Or in other words, Ubuntu 16.(04|10) doesn’t support sh6 (and its external goto utility)…

It should but doesn’t; it seems to be an Ubuntu lseek(2) problem (see Description for more info). In any case, when building / compiling sh6 from osh-current on this particular system, you will get a cpp error referring you to this blog post (see this commit for more info). OK. So, now what?

In short, there are 2 options:

  1. Don’t use Ubuntu 16.xx .. Use OpenBSD instead;

  2. If you must use Ubuntu 16.xx but also want to run sh6 (and goto), simply run osh instead;
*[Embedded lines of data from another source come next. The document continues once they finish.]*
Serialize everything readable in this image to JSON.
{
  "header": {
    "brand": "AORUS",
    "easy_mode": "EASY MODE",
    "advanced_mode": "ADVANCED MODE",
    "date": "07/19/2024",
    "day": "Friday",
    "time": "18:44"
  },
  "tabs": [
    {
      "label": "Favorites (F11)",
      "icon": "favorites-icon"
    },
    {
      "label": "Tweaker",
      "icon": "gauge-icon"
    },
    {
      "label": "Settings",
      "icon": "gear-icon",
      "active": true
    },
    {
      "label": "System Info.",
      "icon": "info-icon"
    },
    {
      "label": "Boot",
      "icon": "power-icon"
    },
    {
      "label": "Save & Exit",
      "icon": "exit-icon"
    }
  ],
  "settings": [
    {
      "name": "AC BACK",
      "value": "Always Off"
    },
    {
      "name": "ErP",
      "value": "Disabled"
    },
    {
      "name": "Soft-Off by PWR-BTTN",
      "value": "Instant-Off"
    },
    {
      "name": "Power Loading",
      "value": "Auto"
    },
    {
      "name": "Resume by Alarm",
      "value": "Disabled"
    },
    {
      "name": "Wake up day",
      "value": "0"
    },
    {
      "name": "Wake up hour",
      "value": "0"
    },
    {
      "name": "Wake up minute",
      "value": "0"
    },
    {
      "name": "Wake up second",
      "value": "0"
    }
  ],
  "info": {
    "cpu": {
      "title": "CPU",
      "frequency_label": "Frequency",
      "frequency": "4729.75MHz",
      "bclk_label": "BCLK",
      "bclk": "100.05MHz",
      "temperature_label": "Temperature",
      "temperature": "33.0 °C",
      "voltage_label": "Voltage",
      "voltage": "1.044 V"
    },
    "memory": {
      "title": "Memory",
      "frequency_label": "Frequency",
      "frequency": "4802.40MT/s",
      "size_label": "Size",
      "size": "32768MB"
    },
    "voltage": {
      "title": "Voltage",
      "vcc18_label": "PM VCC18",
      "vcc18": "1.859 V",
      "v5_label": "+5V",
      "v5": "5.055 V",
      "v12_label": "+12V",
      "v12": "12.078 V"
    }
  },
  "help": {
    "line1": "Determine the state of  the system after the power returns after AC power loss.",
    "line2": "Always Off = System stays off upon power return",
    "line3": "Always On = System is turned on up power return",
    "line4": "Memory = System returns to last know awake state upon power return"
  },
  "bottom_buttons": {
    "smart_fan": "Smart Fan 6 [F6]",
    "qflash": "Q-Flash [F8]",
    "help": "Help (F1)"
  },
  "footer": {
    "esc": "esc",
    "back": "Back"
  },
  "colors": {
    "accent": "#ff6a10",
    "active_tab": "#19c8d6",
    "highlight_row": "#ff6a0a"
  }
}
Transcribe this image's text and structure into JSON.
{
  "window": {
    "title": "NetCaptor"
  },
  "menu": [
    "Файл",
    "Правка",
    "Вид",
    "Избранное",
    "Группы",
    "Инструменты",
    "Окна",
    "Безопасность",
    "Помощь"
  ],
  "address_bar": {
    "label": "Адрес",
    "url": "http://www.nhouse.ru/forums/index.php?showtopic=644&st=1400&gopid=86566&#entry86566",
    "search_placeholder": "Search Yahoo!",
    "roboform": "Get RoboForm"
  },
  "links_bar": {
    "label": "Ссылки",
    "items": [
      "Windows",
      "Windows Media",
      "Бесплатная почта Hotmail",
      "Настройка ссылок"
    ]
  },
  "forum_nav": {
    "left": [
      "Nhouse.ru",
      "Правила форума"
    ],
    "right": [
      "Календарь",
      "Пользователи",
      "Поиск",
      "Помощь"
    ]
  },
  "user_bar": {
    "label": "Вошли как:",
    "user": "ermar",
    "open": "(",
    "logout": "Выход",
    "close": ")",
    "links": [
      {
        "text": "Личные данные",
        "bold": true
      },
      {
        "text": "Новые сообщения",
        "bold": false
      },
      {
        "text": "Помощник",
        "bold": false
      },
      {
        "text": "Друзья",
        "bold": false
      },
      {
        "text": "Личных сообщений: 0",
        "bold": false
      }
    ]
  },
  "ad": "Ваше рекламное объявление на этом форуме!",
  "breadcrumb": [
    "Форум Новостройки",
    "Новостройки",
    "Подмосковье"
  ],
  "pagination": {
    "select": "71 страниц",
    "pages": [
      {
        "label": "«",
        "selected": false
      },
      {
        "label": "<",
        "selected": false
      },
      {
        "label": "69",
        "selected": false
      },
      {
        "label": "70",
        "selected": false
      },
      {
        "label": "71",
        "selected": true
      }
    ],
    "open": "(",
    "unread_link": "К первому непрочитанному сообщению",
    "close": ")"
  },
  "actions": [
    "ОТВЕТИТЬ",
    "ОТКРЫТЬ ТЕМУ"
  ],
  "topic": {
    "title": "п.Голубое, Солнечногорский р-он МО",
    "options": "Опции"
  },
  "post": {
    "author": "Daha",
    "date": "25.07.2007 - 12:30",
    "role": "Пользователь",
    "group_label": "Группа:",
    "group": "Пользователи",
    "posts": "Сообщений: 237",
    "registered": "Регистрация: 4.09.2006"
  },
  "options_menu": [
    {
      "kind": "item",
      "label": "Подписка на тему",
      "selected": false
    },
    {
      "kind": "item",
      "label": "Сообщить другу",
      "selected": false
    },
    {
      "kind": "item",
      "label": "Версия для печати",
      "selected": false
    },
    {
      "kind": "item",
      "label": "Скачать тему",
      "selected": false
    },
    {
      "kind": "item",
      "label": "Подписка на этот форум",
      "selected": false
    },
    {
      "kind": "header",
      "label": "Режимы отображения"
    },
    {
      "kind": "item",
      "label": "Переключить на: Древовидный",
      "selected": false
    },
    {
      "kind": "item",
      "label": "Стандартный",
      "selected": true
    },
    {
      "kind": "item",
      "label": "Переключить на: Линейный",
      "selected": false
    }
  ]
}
Number 1 - Pretty self explanatory. The last time I used Ubuntu for anything of consequence (except for debugging the problem described here on Ubuntu 16.10 - I don’t trust Ubuntu1, BTW), it was Ubuntu 10.04.[34] LTS. I do everything with OpenBSD these days; it’s where the Osh Project was born after all, and everything works perfectly here. But Ubuntu 16.xx? Forget it! Well, except osh works fine there.. So…
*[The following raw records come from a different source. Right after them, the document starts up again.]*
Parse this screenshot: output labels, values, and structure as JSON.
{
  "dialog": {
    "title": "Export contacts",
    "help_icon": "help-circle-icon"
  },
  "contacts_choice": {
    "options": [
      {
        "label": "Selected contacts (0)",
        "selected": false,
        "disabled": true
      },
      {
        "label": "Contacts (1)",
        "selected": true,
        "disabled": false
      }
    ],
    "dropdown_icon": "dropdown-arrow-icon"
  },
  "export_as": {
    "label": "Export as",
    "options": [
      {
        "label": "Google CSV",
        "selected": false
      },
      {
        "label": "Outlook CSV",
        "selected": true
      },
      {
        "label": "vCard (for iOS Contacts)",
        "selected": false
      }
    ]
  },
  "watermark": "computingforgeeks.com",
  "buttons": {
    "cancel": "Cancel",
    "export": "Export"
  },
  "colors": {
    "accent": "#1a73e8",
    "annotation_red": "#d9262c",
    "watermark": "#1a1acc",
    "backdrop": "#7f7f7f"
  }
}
Number 2 - Simply build & install osh via the oshall & install-oshall targets, and then run it instead of sh6 and its external utilities. If you want to invoke it by typing sh6, just make sh6 a symbolic link to osh. Done. You should be ready to roll now.

Ubuntu 16.(04|10) Problems

Further details about why sh6 (and goto) no longer work on this Ubuntu release .. For the record, it has been reported that they work fine on 14.04 …


It’s not just an lseek(2) problem though. Specifically, it’s that Ubuntu 16.(04|10) is losing the correct offset set by goto on the standard input. The tests I did pointed to some sort of problem with fork(2)/lseek(2)/execve(2). <-

But let’s pin it down more precisely… Somewhere in the Ubuntu nightmare, it’s barfing up a lung in the following transition:

child process (goto) <-> execve(2) <-> parent process (sh6)

… See ... for details I collected while debugging this Ubuntu 16.(04|10) issue / problem .. But I really can’t afford the time to dig any further since Ubuntu isn’t a BSD operating system .

Thanks & Enjoy & Cheers ! =^)


  1. systemd is a disease ( the name even says so, haha! X^D System D == System Disease (^; ) in my eyes; it is the antithesis of everything that UNIX is supposed to be. As such, I cannot trust any so-called UNIX-like operating system using it. This includes Ubuntu, which I never really trusted in the first place.